July 10, 2013
NTU urges all Senators to vote “No” on S. 1238, the “Keep Student Loans Affordable Act.” This legislation would amend the Higher Education Act of 1956 to reinstate reduced interest rates for undergraduate Federal Direct Stafford Loans for one year, while resorting to convoluted pension distribution modifications to “pay for” the policy.
Further extending the below-market interest rate of 3.4 percent established in 2007 could actually exacerbate sky-rocketing higher education costs while doing little to alleviate the enormous burden of debt carried by many young Americans. In addition, should Congress fail to reenact rates that were in effect prior to July 1, borrowers would pay only a few dollars more a month. Federal subsidies distort the loan market, inflate the price of college, and encourage young people to accumulate debt while obfuscating the risk involved in such transactions.
According to the National Center for Education Statistics, between 2000-01 and 2010-11, the average cost of a year of undergraduate tuition, room, and board at a public university rose 42 percent; and the same costs at a private college or university rose 31 percent. Around the same time, federal aid tripled from $10 billion in FY 2000 to $30 billion in FY 2008. Taxpayer-funded subsidies that keep student loan rates artificially low have both inflated the cost of college degrees and opened the floodgates to a host of students with a higher risk of default. Some of these students might have wisely avoided taking on the enormous debt associated with a high-end college degree were it not for the abundance of cheap credit at taxpayer expense.
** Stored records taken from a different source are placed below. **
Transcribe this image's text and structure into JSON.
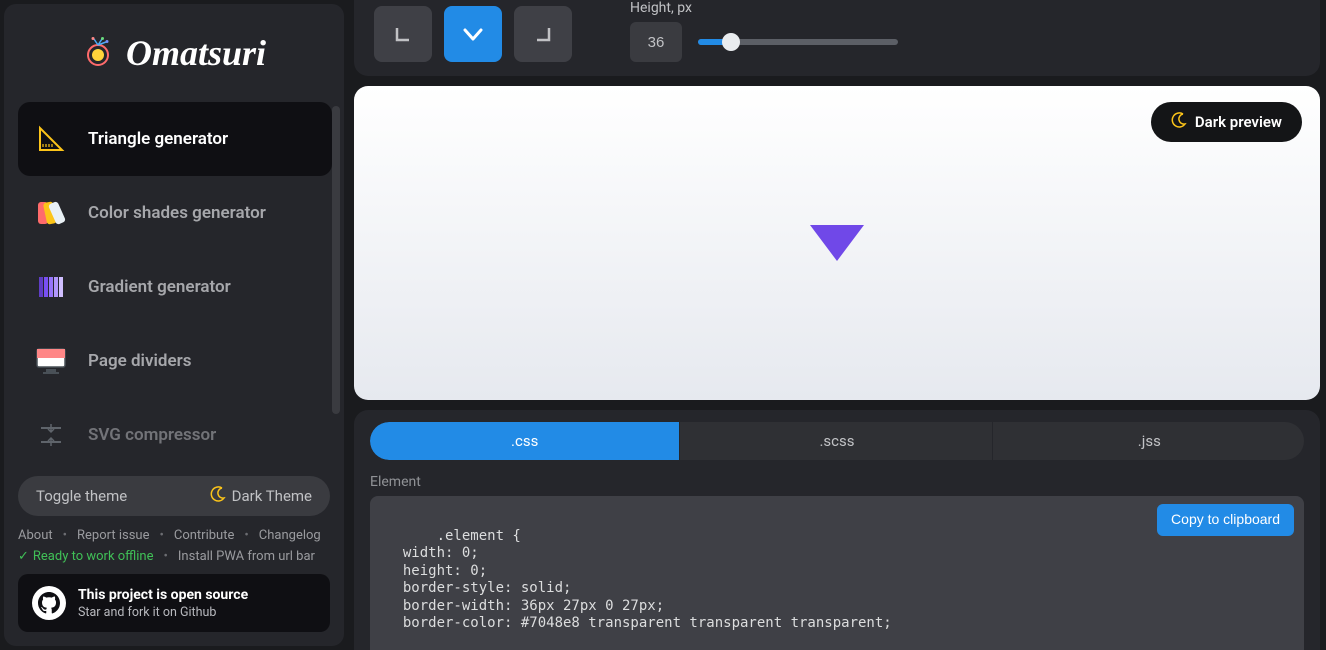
{
  "brand": {
    "name": "Omatsuri"
  },
  "sidebar": {
    "items": [
      {
        "label": "Triangle generator",
        "active": true
      },
      {
        "label": "Color shades generator",
        "active": false
      },
      {
        "label": "Gradient generator",
        "active": false
      },
      {
        "label": "Page dividers",
        "active": false
      },
      {
        "label": "SVG compressor",
        "active": false
      }
    ]
  },
  "theme_toggle": {
    "label": "Toggle theme",
    "current": "Dark Theme"
  },
  "footer_links": {
    "about": "About",
    "report": "Report issue",
    "contribute": "Contribute",
    "changelog": "Changelog",
    "offline": "Ready to work offline",
    "pwa": "Install PWA from url bar"
  },
  "github": {
    "title": "This project is open source",
    "subtitle": "Star and fork it on Github"
  },
  "toolbar": {
    "height_label": "Height, px",
    "height_value": "36"
  },
  "preview": {
    "dark_btn": "Dark preview",
    "triangle_color": "#7048e8"
  },
  "code_tabs": {
    "css": ".css",
    "scss": ".scss",
    "jss": ".jss"
  },
  "element_label": "Element",
  "copy_label": "Copy to clipboard",
  "code_lines": {
    "l1": ".element {",
    "l2": "  width: 0;",
    "l3": "  height: 0;",
    "l4": "  border-style: solid;",
    "l5": "  border-width: 36px 27px 0 27px;",
    "l6": "  border-color: #7048e8 transparent transparent transparent;"
  }
}
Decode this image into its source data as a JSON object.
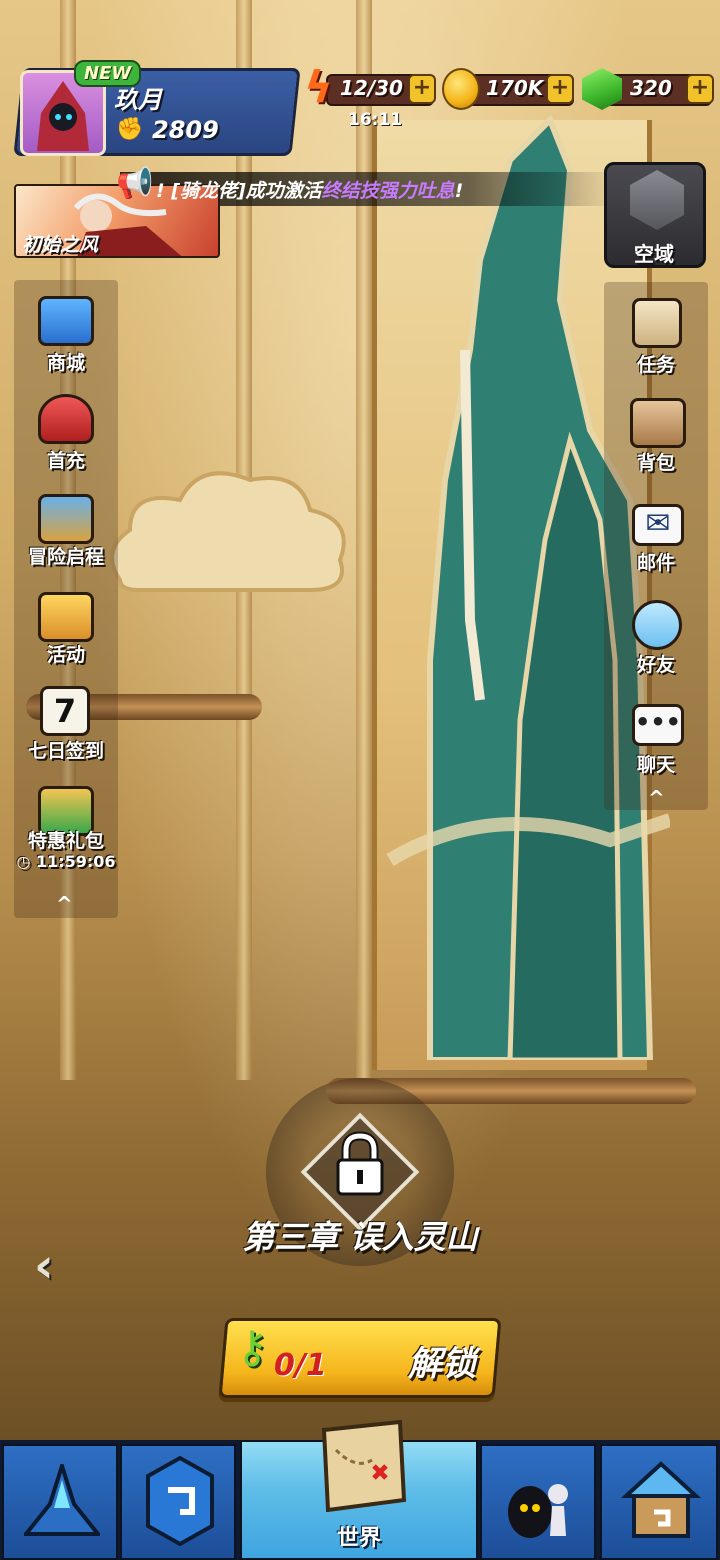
{
  "player": {
    "badge": "NEW",
    "name": "玖月",
    "power": "2809"
  },
  "resources": {
    "energy": "12/30",
    "energy_timer": "16:11",
    "coins": "170K",
    "gems": "320",
    "plus": "+"
  },
  "event_banner": {
    "label": "初始之风"
  },
  "ticker": {
    "prefix": "! [骑龙佬]成功激活",
    "highlight": "终结技强力吐息",
    "suffix": "!"
  },
  "airspace": {
    "label": "空域"
  },
  "left_menu": {
    "items": [
      {
        "label": "商城",
        "icon": "treasure-chest-icon"
      },
      {
        "label": "首充",
        "icon": "dragon-head-icon"
      },
      {
        "label": "冒险启程",
        "icon": "shield-book-icon"
      },
      {
        "label": "活动",
        "icon": "gift-box-icon"
      },
      {
        "label": "七日签到",
        "icon": "calendar-icon",
        "day": "7"
      },
      {
        "label": "特惠礼包",
        "icon": "money-bag-icon",
        "countdown": "11:59:06"
      }
    ],
    "collapse": "^"
  },
  "right_menu": {
    "items": [
      {
        "label": "任务",
        "icon": "scroll-icon"
      },
      {
        "label": "背包",
        "icon": "backpack-icon"
      },
      {
        "label": "邮件",
        "icon": "mail-icon"
      },
      {
        "label": "好友",
        "icon": "friends-icon"
      },
      {
        "label": "聊天",
        "icon": "chat-bubble-icon"
      }
    ],
    "collapse": "^"
  },
  "chapter": {
    "title": "第三章  误入灵山",
    "key_count": "0/1",
    "unlock_label": "解锁",
    "back": "‹"
  },
  "bottom_nav": {
    "tabs": [
      {
        "icon": "crystal-tower-icon",
        "label": ""
      },
      {
        "icon": "rune-card-icon",
        "label": ""
      },
      {
        "icon": "treasure-map-icon",
        "label": "世界",
        "active": true
      },
      {
        "icon": "shadow-hero-icon",
        "label": ""
      },
      {
        "icon": "guild-house-icon",
        "label": ""
      }
    ]
  },
  "colors": {
    "accent_blue": "#2e6fc4",
    "active_tab": "#5fbde8",
    "unlock_button": "#f5b51c",
    "ticker_highlight": "#c77bff",
    "energy": "#ff6a1a"
  }
}
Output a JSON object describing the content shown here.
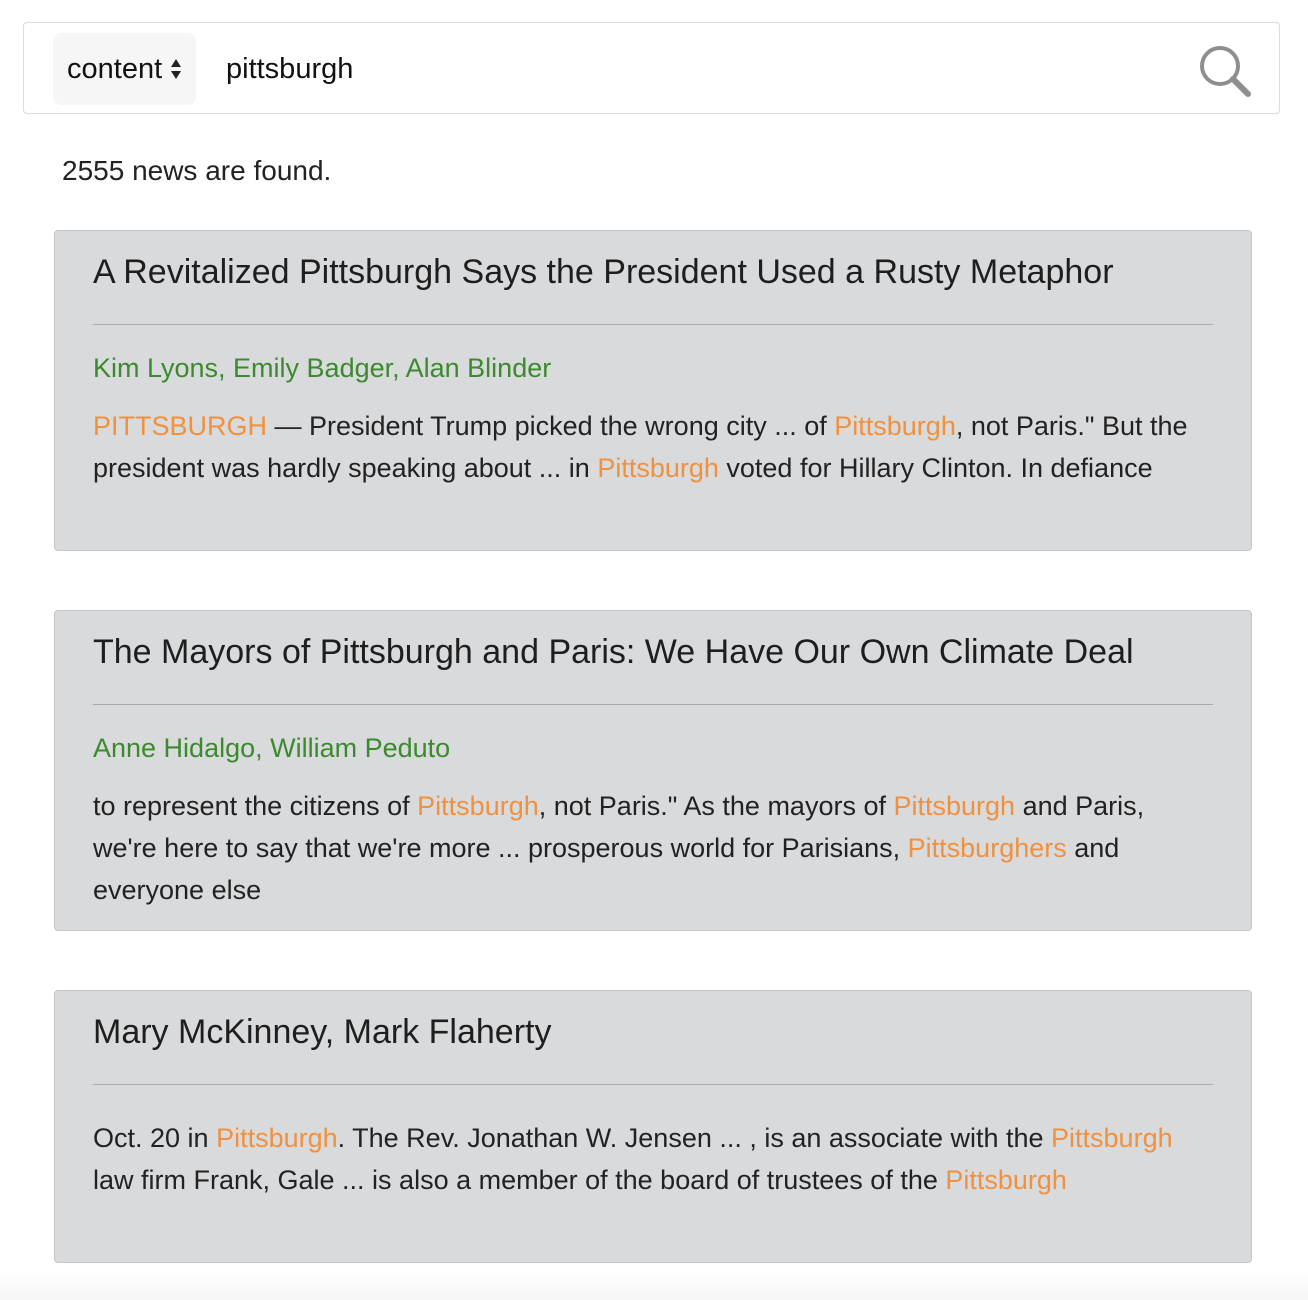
{
  "search": {
    "field_label": "content",
    "query": "pittsburgh",
    "search_icon": "search-icon"
  },
  "results": {
    "count_text": "2555 news are found."
  },
  "articles": [
    {
      "title": "A Revitalized Pittsburgh Says the President Used a Rusty Metaphor",
      "authors": "Kim Lyons, Emily Badger, Alan Blinder",
      "snippet": [
        {
          "text": "PITTSBURGH",
          "hl": true
        },
        {
          "text": " — President Trump picked the wrong city ... of ",
          "hl": false
        },
        {
          "text": "Pittsburgh",
          "hl": true
        },
        {
          "text": ", not Paris.\" But the president was hardly speaking about ... in ",
          "hl": false
        },
        {
          "text": "Pittsburgh",
          "hl": true
        },
        {
          "text": " voted for Hillary Clinton. In defiance",
          "hl": false
        }
      ]
    },
    {
      "title": "The Mayors of Pittsburgh and Paris: We Have Our Own Climate Deal",
      "authors": "Anne Hidalgo, William Peduto",
      "snippet": [
        {
          "text": "to represent the citizens of ",
          "hl": false
        },
        {
          "text": "Pittsburgh",
          "hl": true
        },
        {
          "text": ", not Paris.\" As the mayors of ",
          "hl": false
        },
        {
          "text": "Pittsburgh",
          "hl": true
        },
        {
          "text": " and Paris, we're here to say that we're more ... prosperous world for Parisians, ",
          "hl": false
        },
        {
          "text": "Pittsburghers",
          "hl": true
        },
        {
          "text": " and everyone else",
          "hl": false
        }
      ]
    },
    {
      "title": "Mary McKinney, Mark Flaherty",
      "authors": "",
      "snippet": [
        {
          "text": "Oct. 20 in ",
          "hl": false
        },
        {
          "text": "Pittsburgh",
          "hl": true
        },
        {
          "text": ". The Rev. Jonathan W. Jensen ... , is an associate with the ",
          "hl": false
        },
        {
          "text": "Pittsburgh",
          "hl": true
        },
        {
          "text": " law firm Frank, Gale ... is also a member of the board of trustees of the ",
          "hl": false
        },
        {
          "text": "Pittsburgh",
          "hl": true
        }
      ]
    }
  ],
  "colors": {
    "highlight": "#f0913f",
    "authors": "#3c8a2e",
    "card_bg": "#d9dadc"
  }
}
Rather than prolonging the harmful government meddling in the student loan market, Congress should be looking at ways to get out of the higher education business. Congress has been taking small, but important steps toward real reform and privatization in a similar area, federal flood insurance, and should consider a comparable path forward for student loans. A good place to start is letting the interest rate align itself with market-based norms so that the true costs and risks involved are no longer hidden by price manipulation.
Roll call votes on S. 1238 will be included in our annual Rating of Congress and a “No” vote will be considered the pro-taxpayer position.
If you have any questions, please contact NTU Federal Affairs Manager Nan Swift at (703) 683-5700